In 1990 the video for Madonna's "Vogue" debuted on MTV, introducing much of the world to a little-known dance form with roots in early 20th-century Harlem. The song took its name from voguing, an exaggerated imitation of the poses spotted in fashion glossies (in particular its namesake) popular among various Harlem "houses," underground organizations of mostly black and Latino gay men that were equal parts social club, refuge, and performance troupe. Though Madonna's chart-topping song may have acquainted a new generation with the Harlem house, it wouldn't be the first time Harlem gay culture captivated the public. In fact, one of the most sought-after performances in 1920s and 1930s New York was the Hamilton Lodge ball, a burlesque that, according to an account at the time, assembled "effeminate men, sissies, 'wolves,' 'ferries' [sic], 'faggots,' the third sex, 'ladies of the night,' and male prostitutes . . . for a grand jamboree of dancing, love making, display, rivalry, drinking and advertisement" (Hill). So prominent was the ball, and ball culture, that Langston Hughes devoted a chapter to it in his autobiography. The drag queens performing at Hamilton Lodge—which at its peak drew thousands of jostling spectators, whites and heterosexuals frequently among them—vied in intense competition for various prizes awarded to the most fashionably dressed, most feminine looking, most masculine looking, and a hodgepodge of additional superlatives. Ball culture retreated back underground after the Depression and wouldn't again emerge in the mainstream until filmmaker Jennie Livingston's 1990 documentary Paris is Burning. By the time Livingston shined a light back on gay Harlem, voguing had become a mainstay of house competition.
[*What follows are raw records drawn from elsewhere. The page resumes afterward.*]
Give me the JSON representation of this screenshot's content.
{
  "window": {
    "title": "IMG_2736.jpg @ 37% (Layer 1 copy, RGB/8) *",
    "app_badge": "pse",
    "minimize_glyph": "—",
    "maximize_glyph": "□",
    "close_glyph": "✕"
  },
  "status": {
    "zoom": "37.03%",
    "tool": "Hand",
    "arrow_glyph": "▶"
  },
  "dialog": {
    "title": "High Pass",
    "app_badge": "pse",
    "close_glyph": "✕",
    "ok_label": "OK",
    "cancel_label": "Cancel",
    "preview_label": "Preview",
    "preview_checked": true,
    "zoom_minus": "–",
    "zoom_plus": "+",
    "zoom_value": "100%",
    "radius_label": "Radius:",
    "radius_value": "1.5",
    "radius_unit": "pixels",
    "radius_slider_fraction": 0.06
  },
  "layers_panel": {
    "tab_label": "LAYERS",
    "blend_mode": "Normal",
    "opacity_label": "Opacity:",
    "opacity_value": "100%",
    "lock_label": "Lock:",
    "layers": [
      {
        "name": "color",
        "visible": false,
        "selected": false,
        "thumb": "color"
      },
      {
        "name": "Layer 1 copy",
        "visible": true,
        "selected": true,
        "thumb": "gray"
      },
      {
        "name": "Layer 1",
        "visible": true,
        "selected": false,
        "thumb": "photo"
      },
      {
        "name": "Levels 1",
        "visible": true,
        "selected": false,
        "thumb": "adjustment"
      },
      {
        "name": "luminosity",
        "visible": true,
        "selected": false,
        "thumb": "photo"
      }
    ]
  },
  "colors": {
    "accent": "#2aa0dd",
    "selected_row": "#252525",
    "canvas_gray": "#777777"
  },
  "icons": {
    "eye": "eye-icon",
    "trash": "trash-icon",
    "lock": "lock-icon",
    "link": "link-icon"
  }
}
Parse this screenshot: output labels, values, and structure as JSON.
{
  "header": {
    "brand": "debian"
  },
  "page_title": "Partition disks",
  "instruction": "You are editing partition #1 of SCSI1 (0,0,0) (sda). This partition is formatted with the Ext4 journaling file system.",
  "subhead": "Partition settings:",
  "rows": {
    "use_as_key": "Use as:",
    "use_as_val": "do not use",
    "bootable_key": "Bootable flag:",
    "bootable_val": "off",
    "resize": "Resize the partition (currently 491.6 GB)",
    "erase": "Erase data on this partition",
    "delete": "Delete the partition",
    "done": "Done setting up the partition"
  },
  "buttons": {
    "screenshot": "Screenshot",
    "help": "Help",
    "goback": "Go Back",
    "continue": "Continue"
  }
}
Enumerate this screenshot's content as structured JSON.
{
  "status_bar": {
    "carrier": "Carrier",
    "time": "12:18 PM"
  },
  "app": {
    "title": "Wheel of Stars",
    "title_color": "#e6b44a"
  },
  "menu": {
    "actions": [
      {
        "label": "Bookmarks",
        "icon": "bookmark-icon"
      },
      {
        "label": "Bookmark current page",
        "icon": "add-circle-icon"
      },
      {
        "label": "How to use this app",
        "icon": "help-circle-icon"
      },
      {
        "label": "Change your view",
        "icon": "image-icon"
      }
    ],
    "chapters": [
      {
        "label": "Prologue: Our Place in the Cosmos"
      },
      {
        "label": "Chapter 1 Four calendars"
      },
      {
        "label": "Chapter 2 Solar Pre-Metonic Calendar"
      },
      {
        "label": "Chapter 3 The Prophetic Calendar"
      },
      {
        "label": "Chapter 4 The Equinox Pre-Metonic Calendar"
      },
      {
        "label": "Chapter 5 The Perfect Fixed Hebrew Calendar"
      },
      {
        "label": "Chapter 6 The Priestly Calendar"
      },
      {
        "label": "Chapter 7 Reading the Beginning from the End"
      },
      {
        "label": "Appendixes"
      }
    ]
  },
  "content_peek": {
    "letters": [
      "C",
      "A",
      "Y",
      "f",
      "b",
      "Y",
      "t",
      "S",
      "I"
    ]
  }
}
A critical and commercial success, Paris brought several ball fixtures to modest attention, including house "mother" and highly accomplished choreographer Willi Ninja, called at his death "a great cultural influence to me and hundreds of thousands of other people" by Madonna (Silverman).
Hill, Abram. "Hamilton Lodge Ball an Unusual Spectacle," New York Age, March 1926.
Silverman, Stephen M. "Madonna's 'Vogue' Inspiration Dies." People, September 2006.
Break dancer in New York City (2008). Courtesy of Andrew Tng.
Though intimately associated with the rise of hip-hop, break dancing—or "b-boying," to purists—actually took root in the disco era. In the period of isolated percussion between record changes (breaks), dancers began to perform highly stylized maneuvers "that emphasized the pause in rhythmic continuity" (Bennett). While the conventional role of the disco DJ was to minimize any gap between songs, before long DJs in New York City began lengthening the break in order to provide a backdrop for the new dance form. A distinctly modern synthesis, the dance incorporated elements of indigenous black dances such as the cakewalk, the Charleston, and the snake hips, along with influences from the Capoeira, the Afro-Brazilian martial arts dance, and kung fu caricatures. Though interest in disco dropped precipitously by the end of the 1970s, break dancing—which was birthed in the South Bronx—was expertly positioned to take its place. Street gangs began staging dance-offs in place of conventional battles, and as hip hop began to define itself, break dancing become more and more an integral part of the new music form. (Afrika Bambaataa, regarded as one of the founders of the genre, considered breaking one of the "four elements" of hip hop, in addition to deejaying, emceeing, and graffiti.) Within a few years of its inception, breakdancing had come to include outrageously acrobatic moves—well-illustrated by names such as "the helicopter"—and similarly distinctive clothing fashion. Perhaps unsurprisingly, the burgeoning style was quickly overcome by commercialization; the 1983 movie Flashdance, propelled by an extended break dancing sequence, grossed almost $100 million. As dilution continued apace, the dance form inevitably lost the attention of the mainstream, eventually returning back to a smaller group of devotees.
Bennett, Eric. "Break Dancing." In Africana: The Encyclopedia of the African and African American Experience. 2d ed. Edited by Anthony Appiah and Henry Louis Gates, Oxford: Oxford University Press, 2005.